A disappointing, at-times-embarrassing season wrapped up for the Mariners with a shutout loss and a closed-door clubhouse meeting where their manager bid them goodbye.
Eric Wedge had helped remind Seattle sports fans all week the local baseball team was still playing, tendering his resignation and then questioning the direction and leadership of upper management.
Wedge toned things down before and after a season-ending 9-0 loss to the Oakland Athletics on Sunday.
“It’s tough, I wanted to see this thing through,” Wedge said after his club finished 71-91, four games off last year’s pace. “But there were factors involved that became obviously clear to me that were not going to allow that to happen. So I had to make the decision that I made and I’ll move on to the next adventure. And hopefully, I’ll get the opportunity to manage again. That’s something I would love to do.”
He would have loved to do it in Seattle and told his players that.
“I told them how much I appreciate their effort, how much I care about them. They’re the toughest part about leaving. That’s the sad part of it.”
The team had no announcements on the future of the coaching staff, all of whom have contracts beyond this season. A crowd of 17,081 turned out for the Safeco Field finale and saw Erasmo Ramirez record only four outs before being pulled.
For some of the Mariners, Wedge is the only big-league manager they have known.
“He’s been absolutely great for me,” Kyle Seager said. “I remember coming up here for FanFest after my first year and his first and he was telling me to keep on the path and everything will work out. And then him bringing me up and being the only manager I’ve had, I think he’s done a great job and I’m sorry that it didn’t work out. I’m definitely going to miss him.”
Seager finished with a .260 batting average, 22 home runs and an on-base-plus-slugging (OPS) mark of .764, earning Player of the Year honors from the local Baseball Writers’ Association of America for a second straight season.
“It was a tough year for us. We obviously didn’t do what we wanted to do,” Seager said. “But I think there’s a lot to get from this team. I think there’s a good nucleus here, a good core that we can continue to work forward with.”
Dustin Ackley was part of that core and finished stronger than he started, ending with a .253 average and .760 OPS after a midseason demotion.
“It’s been tough,” Ackley said. “It’s been a big learning experience for me mentally. … Just going down there and coming back up. And having some success when I came back up, I think it shows the success that I’m capable of having.”
Ackley said he liked the stability that Wedge brought to the team the past three years.
“I think next year, if we just buckle down, some of the hitters, a lot of these young guys already have a half a year to a year under their belt,” Ackley said. “And I think there’s no reason why we shouldn’t take the next step next year.”
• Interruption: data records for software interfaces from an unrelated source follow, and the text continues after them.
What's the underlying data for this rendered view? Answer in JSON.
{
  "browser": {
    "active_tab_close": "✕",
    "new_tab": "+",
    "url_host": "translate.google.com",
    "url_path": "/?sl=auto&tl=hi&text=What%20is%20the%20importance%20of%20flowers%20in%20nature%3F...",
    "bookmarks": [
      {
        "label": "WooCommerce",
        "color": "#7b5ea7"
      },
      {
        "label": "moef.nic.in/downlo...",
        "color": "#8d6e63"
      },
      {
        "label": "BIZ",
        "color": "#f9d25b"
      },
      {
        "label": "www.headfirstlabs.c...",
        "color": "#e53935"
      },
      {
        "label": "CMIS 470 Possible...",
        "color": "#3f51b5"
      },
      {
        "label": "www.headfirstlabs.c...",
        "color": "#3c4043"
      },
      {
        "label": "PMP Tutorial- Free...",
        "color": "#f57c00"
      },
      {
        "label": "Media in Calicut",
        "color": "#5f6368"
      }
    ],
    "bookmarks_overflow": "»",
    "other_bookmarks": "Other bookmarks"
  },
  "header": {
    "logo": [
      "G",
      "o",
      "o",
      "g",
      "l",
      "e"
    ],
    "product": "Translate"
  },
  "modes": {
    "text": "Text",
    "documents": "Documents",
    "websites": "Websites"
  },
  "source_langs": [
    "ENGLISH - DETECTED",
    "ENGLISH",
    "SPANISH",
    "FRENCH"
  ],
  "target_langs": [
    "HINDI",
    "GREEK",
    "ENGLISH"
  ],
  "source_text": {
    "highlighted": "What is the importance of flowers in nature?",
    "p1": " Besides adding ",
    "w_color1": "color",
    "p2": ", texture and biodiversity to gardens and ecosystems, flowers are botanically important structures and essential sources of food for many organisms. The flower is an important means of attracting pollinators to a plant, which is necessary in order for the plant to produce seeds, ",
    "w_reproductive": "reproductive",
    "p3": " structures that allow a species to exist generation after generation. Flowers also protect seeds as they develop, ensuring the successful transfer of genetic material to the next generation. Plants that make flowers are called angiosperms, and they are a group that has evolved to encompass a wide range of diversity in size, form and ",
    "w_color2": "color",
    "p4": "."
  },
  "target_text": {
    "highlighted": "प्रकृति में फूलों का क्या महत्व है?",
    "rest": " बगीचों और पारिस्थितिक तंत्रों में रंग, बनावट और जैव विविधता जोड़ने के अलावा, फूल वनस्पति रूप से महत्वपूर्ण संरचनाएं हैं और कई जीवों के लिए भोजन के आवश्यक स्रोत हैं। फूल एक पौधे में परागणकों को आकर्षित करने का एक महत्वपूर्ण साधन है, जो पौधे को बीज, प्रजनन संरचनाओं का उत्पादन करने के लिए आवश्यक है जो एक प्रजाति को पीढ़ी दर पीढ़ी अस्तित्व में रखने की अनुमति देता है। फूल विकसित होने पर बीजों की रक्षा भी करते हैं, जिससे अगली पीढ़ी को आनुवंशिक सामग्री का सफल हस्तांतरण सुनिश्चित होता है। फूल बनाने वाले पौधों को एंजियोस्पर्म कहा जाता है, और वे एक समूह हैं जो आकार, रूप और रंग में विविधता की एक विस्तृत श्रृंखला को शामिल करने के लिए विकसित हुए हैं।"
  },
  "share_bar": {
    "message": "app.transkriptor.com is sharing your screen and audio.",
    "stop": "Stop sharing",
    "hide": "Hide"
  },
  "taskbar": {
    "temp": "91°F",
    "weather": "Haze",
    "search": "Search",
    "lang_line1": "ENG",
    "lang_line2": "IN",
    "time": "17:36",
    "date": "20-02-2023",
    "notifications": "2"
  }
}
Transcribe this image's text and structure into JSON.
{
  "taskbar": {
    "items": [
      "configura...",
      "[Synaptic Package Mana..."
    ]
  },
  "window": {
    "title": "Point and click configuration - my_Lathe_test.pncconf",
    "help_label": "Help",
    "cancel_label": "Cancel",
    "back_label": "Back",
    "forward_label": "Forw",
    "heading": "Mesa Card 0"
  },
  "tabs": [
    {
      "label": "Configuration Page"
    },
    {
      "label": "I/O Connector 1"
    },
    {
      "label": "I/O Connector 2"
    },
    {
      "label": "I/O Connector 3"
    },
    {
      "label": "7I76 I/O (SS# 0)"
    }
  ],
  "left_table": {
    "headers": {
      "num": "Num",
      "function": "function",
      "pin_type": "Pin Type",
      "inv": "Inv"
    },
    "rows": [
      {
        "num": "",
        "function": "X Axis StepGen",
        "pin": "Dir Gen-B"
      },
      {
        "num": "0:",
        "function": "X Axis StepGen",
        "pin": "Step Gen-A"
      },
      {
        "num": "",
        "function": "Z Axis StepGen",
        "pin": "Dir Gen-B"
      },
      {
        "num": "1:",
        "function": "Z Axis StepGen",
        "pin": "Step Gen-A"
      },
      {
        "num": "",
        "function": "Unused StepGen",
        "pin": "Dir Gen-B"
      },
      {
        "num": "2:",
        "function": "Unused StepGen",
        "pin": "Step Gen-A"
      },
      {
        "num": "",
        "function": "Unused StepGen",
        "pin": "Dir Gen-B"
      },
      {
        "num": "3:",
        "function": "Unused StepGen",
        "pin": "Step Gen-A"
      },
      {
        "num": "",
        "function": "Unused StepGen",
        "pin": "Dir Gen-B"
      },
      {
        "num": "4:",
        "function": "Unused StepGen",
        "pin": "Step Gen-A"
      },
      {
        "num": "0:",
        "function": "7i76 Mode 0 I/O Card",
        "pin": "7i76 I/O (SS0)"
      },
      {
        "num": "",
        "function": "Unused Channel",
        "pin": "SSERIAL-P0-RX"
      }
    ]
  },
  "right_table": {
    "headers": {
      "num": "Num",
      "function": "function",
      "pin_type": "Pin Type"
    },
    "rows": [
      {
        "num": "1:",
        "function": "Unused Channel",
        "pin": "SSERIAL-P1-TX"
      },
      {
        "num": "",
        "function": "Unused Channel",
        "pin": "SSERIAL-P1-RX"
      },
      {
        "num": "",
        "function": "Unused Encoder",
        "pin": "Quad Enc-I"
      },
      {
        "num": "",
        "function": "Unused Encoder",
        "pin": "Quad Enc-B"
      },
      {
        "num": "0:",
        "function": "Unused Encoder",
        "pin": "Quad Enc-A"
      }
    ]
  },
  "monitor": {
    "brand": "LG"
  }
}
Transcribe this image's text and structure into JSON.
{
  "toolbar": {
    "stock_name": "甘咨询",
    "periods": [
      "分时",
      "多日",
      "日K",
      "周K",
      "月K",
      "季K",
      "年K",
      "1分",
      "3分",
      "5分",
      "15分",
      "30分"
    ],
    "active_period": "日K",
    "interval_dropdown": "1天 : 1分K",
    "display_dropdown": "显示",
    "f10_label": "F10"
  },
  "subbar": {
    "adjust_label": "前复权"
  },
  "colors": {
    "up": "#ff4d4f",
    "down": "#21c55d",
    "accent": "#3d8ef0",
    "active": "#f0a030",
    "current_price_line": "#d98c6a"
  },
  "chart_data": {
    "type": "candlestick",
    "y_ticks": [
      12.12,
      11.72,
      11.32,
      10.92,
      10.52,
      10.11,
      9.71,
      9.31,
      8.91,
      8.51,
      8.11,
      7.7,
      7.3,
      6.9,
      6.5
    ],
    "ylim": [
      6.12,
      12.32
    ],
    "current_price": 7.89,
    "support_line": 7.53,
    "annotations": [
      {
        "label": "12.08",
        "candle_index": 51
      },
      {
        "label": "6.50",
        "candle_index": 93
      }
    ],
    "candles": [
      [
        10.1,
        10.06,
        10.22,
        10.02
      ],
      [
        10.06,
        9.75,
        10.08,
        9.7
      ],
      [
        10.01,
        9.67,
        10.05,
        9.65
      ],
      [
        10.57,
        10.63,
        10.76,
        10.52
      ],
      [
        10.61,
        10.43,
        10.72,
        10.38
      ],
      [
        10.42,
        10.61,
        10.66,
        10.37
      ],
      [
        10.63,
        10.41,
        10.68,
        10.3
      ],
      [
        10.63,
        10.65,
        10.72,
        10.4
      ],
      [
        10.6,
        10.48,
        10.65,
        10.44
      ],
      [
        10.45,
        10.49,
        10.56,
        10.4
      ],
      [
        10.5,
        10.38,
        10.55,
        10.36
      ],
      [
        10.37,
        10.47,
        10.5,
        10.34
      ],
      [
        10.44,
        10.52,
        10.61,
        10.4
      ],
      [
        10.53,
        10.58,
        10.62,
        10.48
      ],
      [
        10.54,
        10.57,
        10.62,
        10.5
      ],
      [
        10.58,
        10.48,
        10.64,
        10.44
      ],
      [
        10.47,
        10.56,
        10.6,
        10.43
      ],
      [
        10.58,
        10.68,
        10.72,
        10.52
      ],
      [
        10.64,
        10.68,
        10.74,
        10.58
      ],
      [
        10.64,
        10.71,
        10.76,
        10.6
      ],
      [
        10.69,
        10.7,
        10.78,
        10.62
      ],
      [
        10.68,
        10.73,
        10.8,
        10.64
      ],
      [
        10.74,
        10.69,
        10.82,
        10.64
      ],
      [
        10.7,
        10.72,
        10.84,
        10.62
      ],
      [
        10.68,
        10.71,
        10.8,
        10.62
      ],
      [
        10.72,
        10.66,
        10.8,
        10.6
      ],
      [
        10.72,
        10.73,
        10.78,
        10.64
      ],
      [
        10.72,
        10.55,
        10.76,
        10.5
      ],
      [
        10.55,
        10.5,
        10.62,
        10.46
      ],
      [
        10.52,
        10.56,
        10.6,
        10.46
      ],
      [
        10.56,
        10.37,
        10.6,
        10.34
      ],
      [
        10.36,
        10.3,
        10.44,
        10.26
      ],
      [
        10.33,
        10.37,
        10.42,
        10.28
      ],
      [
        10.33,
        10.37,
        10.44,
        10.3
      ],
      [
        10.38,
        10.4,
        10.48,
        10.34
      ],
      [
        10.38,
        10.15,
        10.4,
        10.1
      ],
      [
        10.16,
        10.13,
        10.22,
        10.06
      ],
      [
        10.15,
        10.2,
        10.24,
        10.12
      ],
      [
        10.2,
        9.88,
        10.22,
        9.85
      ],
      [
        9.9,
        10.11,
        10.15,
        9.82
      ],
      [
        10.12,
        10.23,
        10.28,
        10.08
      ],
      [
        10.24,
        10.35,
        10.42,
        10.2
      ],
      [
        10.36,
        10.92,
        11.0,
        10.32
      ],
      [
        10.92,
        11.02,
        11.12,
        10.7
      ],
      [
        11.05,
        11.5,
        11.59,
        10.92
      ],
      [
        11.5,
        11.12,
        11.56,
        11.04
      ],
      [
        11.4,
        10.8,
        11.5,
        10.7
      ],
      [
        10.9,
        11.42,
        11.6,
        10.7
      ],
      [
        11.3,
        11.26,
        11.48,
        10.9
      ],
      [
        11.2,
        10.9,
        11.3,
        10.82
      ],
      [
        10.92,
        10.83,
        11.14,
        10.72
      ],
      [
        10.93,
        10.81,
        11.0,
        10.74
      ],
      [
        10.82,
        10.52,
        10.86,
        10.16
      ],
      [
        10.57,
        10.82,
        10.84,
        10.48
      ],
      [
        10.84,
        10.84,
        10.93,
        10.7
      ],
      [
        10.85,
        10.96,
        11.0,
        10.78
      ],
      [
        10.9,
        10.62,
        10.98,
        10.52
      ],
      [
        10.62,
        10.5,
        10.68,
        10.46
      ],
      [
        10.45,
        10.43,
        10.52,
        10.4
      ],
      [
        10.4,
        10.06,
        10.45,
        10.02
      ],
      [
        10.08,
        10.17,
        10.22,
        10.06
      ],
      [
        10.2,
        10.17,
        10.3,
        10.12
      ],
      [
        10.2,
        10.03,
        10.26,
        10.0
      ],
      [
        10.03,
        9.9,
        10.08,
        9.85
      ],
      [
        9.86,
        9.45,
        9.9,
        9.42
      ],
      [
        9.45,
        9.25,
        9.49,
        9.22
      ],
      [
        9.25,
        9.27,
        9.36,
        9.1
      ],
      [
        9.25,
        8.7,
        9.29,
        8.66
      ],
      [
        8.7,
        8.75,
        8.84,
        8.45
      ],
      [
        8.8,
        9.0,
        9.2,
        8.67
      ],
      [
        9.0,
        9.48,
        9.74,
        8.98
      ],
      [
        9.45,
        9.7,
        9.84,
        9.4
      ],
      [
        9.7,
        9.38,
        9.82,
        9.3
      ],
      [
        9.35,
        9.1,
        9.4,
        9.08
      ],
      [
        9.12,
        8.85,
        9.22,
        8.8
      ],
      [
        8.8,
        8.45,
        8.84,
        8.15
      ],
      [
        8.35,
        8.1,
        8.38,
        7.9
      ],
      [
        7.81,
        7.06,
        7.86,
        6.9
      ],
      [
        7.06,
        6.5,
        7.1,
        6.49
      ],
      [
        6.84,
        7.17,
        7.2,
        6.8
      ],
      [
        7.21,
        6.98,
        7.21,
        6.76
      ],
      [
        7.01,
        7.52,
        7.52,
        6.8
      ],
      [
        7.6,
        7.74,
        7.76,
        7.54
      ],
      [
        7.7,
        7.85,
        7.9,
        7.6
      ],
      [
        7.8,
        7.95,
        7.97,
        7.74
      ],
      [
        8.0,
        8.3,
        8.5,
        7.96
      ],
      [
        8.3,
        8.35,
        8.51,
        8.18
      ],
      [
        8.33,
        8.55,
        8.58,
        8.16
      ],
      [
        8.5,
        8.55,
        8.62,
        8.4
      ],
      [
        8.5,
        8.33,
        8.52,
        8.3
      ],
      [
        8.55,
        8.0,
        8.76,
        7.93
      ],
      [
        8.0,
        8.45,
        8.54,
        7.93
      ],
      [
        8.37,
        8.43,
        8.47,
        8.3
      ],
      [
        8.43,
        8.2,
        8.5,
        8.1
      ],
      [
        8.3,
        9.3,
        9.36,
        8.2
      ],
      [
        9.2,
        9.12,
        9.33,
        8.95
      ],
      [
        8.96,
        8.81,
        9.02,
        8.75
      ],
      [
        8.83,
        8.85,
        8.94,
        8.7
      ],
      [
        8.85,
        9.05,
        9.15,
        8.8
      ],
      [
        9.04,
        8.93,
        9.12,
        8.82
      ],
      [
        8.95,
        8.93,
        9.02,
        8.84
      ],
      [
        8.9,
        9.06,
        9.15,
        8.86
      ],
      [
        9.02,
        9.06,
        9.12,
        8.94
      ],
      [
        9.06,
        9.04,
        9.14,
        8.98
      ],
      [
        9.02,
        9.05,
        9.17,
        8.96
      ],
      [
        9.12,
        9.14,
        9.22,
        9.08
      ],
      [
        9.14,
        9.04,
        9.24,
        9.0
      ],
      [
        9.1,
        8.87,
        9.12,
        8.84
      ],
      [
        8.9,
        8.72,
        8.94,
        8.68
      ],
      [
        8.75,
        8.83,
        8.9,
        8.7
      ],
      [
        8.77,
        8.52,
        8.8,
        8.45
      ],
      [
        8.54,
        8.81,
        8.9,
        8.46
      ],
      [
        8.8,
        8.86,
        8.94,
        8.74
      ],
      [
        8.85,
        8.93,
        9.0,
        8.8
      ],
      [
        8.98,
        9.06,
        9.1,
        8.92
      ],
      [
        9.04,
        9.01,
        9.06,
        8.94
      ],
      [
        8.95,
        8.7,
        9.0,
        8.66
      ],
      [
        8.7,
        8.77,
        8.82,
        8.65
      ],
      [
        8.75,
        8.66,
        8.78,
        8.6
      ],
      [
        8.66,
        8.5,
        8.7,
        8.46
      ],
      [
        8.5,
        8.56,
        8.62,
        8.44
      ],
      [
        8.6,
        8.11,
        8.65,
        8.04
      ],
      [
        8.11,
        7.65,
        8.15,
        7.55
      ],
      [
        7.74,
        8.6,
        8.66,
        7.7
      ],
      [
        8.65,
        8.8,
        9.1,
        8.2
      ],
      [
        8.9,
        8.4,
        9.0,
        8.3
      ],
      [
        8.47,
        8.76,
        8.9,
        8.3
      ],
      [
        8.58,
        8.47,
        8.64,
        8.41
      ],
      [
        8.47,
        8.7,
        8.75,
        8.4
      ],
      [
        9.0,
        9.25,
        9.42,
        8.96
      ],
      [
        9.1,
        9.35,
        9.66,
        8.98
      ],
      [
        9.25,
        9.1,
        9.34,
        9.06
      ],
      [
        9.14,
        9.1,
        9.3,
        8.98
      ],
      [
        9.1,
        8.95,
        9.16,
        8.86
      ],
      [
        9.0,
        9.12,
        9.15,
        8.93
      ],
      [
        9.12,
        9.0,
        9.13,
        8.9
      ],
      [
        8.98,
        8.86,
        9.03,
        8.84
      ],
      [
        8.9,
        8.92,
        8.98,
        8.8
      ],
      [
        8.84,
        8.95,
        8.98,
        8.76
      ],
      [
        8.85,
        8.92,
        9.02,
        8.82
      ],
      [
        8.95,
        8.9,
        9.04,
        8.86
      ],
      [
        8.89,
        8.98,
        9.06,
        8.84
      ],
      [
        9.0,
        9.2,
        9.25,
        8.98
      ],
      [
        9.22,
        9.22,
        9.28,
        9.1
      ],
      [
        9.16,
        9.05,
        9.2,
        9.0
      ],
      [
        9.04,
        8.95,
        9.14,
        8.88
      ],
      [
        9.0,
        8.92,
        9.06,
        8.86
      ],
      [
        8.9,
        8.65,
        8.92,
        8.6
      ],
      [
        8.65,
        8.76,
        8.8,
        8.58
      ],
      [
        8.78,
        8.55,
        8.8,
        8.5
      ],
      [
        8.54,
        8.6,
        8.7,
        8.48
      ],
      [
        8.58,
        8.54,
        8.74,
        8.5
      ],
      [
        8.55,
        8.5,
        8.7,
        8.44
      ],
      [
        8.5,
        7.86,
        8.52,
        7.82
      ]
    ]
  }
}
About the only suspense left Sunday once the A’s went up 4-0 in the second inning and 8-0 in the fifth was whether Raul Ibanez could hit his 30th home run and eclipse the record shared with Ted Williams for players 41 and older.
Ibanez wound up flying out to left in his final at-bat in the eighth. Wedge let him take the field to start the ninth, then pulled Ibanez so he could get a standing ovation.
“That was really a special moment, one that I’ll always remember,” Ibanez said. “I’m always going to appreciate the fans here in Seattle for that and obviously for all the years that I’m here. And I’m always going to appreciate Eric Wedge for letting that moment happen.”